About the research project

About the research project

About the project

The project July 22 and the Negotiation of Memory studies the cultural afterlife of the terror attacks on July 22 2011 in the Norwegian society. The project focuses on the ways the tragedy is being represented and interpreted through temporary and permanent markers in public space.

The project gives special attention to the transition from the early phase, when the tragedy was processed through spontaneously created temporary memorials and unofficial markers, to the later creation of permanent and official monuments, memorials and sites commemorating the terror attacks. The relation between these two "stages of memory" is central to the project.

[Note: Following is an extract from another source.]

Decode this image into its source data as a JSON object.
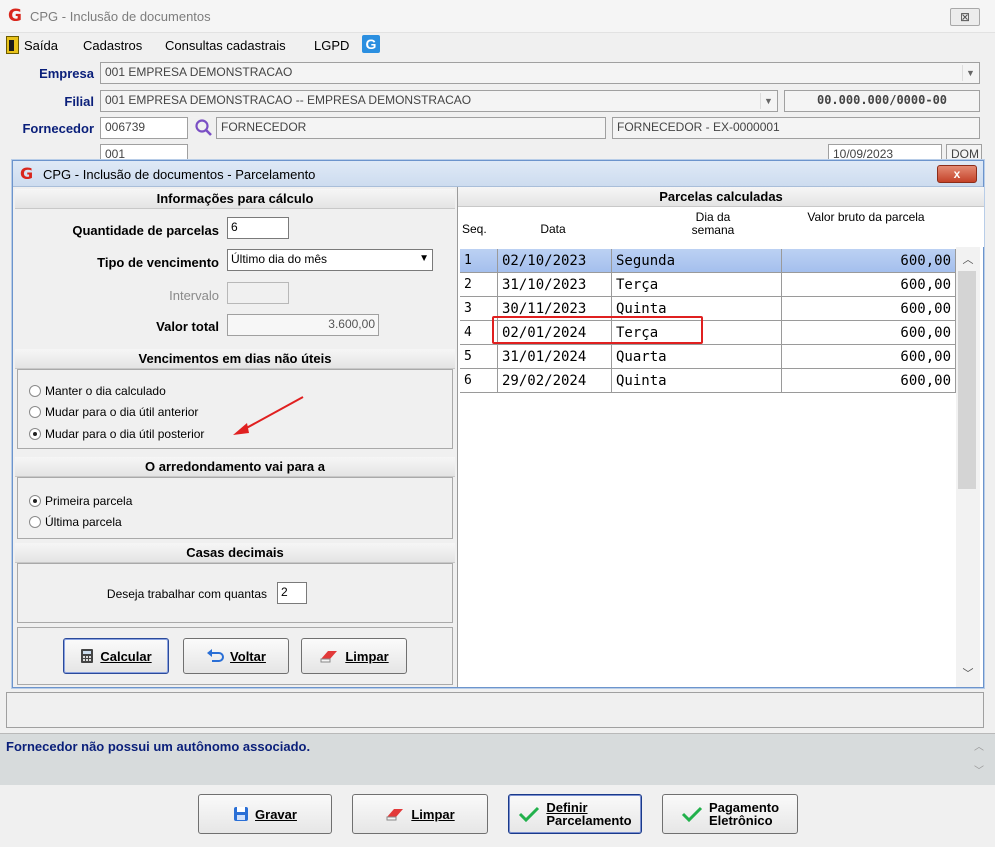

The project is owned by the Cultural Heritage Programme at the Department of Historical Studies, NTNU, and is financed by NTNU and the Falstad Centre

sub projects

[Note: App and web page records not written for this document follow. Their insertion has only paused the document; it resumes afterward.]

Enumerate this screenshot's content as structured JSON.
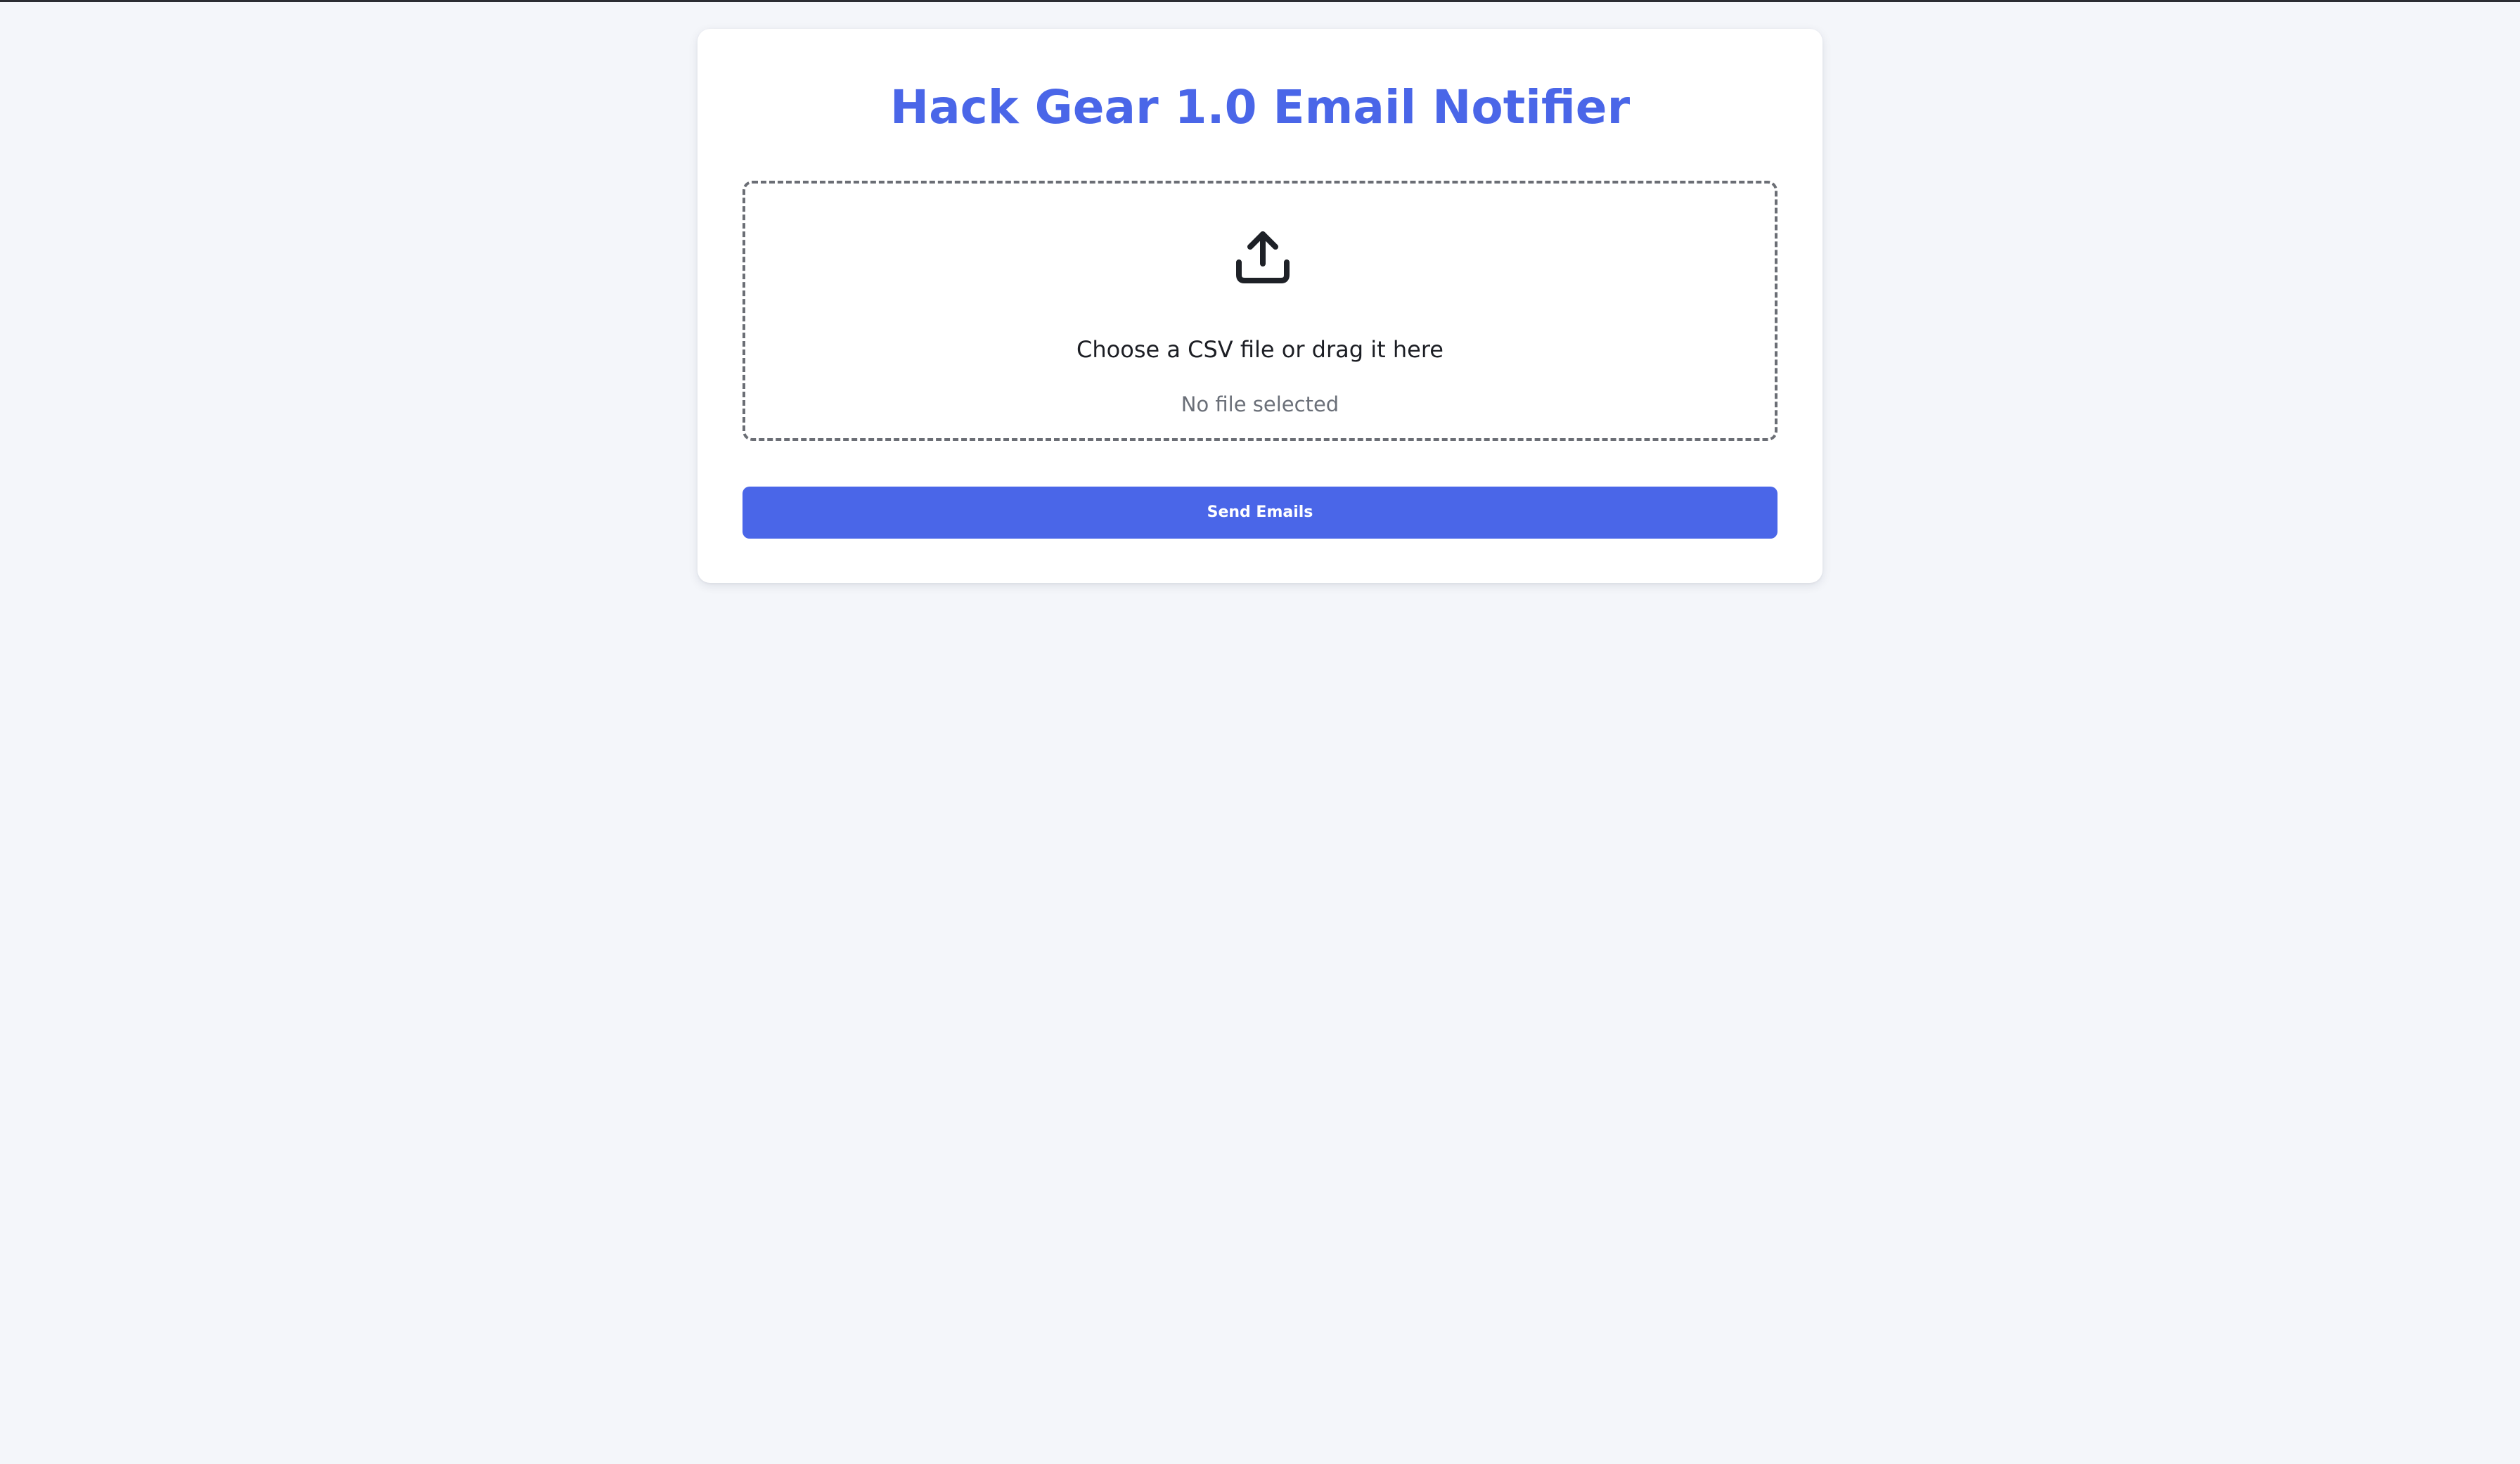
{
  "page": {
    "title": "Hack Gear 1.0 Email Notifier",
    "accent_color": "#4a66e8",
    "background_color": "#f4f6fa"
  },
  "upload": {
    "icon": "upload-icon",
    "label": "Choose a CSV file or drag it here",
    "status": "No file selected"
  },
  "actions": {
    "send_label": "Send Emails"
  }
}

Memory, learning and storytelling on Utøya

In his sub project, Tor Einar Fagerland is documenting and analyzing the memorial process on the island Utøya. The process runs from July 22, 2011 and until Summer 2016 with the reopening and the planned inauguration of a center for memory and learning built around preserved parts of the café building.The efforts to find ways of balancing the need to commemorate the events of July 22 and the need to give room for new life on the island is a main concern. The sub project is based on unique documentation from the inside of the process, through the project group's involvement as advisors/ resource group for the Labour Youth.

PhD projects

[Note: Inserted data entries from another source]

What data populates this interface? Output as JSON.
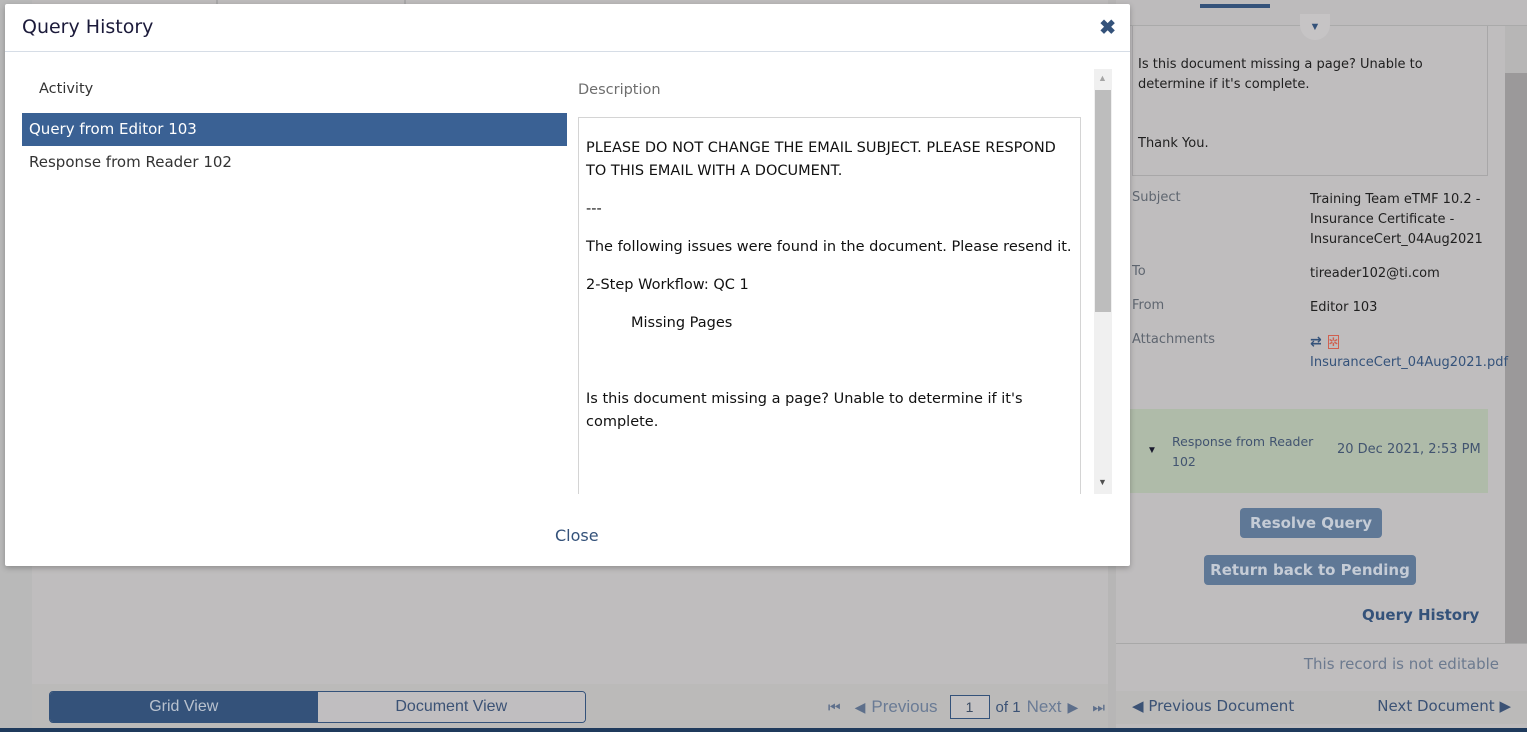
{
  "modal": {
    "title": "Query History",
    "close_icon": "close-icon",
    "activity": {
      "header": "Activity",
      "items": [
        {
          "label": "Query from Editor 103",
          "selected": true
        },
        {
          "label": "Response from Reader 102",
          "selected": false
        }
      ]
    },
    "description": {
      "header": "Description",
      "paragraphs": [
        "PLEASE DO NOT CHANGE THE EMAIL SUBJECT. PLEASE RESPOND TO THIS EMAIL WITH A DOCUMENT.",
        "---",
        "The following issues were found in the document. Please resend it.",
        "2-Step Workflow: QC 1",
        "Missing Pages",
        "Is this document missing a page? Unable to determine if it's complete."
      ]
    },
    "close_label": "Close"
  },
  "background": {
    "view_toggle": {
      "grid_label": "Grid View",
      "document_label": "Document View",
      "active": "Grid View"
    },
    "pager": {
      "previous_label": "Previous",
      "current_page": "1",
      "of_label": "of 1",
      "next_label": "Next"
    }
  },
  "right_panel": {
    "message": {
      "text": "Is this document missing a page? Unable to determine if it's complete.",
      "thanks": "Thank You."
    },
    "fields": {
      "subject_label": "Subject",
      "subject_value": "Training Team eTMF 10.2 - Insurance Certificate - InsuranceCert_04Aug2021",
      "to_label": "To",
      "to_value": "tireader102@ti.com",
      "from_label": "From",
      "from_value": "Editor 103",
      "attachments_label": "Attachments",
      "attachment_file": "InsuranceCert_04Aug2021.pdf"
    },
    "response": {
      "title": "Response from Reader 102",
      "date": "20 Dec 2021, 2:53 PM"
    },
    "buttons": {
      "resolve": "Resolve Query",
      "return_pending": "Return back to Pending",
      "query_history": "Query History"
    },
    "not_editable": "This record is not editable",
    "nav": {
      "previous": "Previous Document",
      "next": "Next Document"
    }
  }
}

Five months after the terror attacks the Norwegian government announced that two national memorials will be established, one in Oslo and one on the mainland facing Utøya. The ongoing memorial process is studied in two PhD projects. Line Gjermshusengen examines which narratives are included and which are excluded as the memory of July 22 is given physical form in public space, and as existing places are transformed into memorial sites. Ingeborg Hjorth investigates the management of the memorial process: How are the national memorials created through the commissioner’s discussions and negotiations with artists/architects, the victims’ families and the audience, and through the present’s negotiation with a traditional genre of art, which, in Norway, is closely tied to the memorialization of WWII.

Master thesises

  • Spontaneous memorials were created all over Norway in the immediate aftermath of the terror attacks. These memorials and their transformation into archive material are themes discussed in Line Henriksens (now Gjermshusengen) Master thesis, completed in 2013. 
  • Utøya has been the heart of the Labor Youth League since 1950. Thousands of youths have used the island each year to meet new friends and to learn politics. The contrast between the memories of this long and meaningful history on the one side, and the horror of 22 July 2011 on the other is the theme of Anne Lene Andersens Master thesis, completed in 2014.
  • 52 memorial stones, made by the sculptor Nico Widerberg and commissioned by an anonymous donor, have been erected in municipalities that lost one or more of their citizens in the terror attacks. Marianne Magnussen studies the acceptance, the placing, the debates and the unveiling of these memorials in her Mater thesis, to be completed in 2015.
  • The city of Trondheim is one of four municipalities who decided to reject the premade Widerberg memorial. A local memorial process was initiated, and a site of remembrance will be established in the city centre in 2015/16. This local process is studied by Åse Fredrikson in a Master thesis, to be completed in 2015. 

Bilde utstilling rådhuset

Exhibition of porposed designs for national memorials after July 22 2011. Oslo, Feb 2014.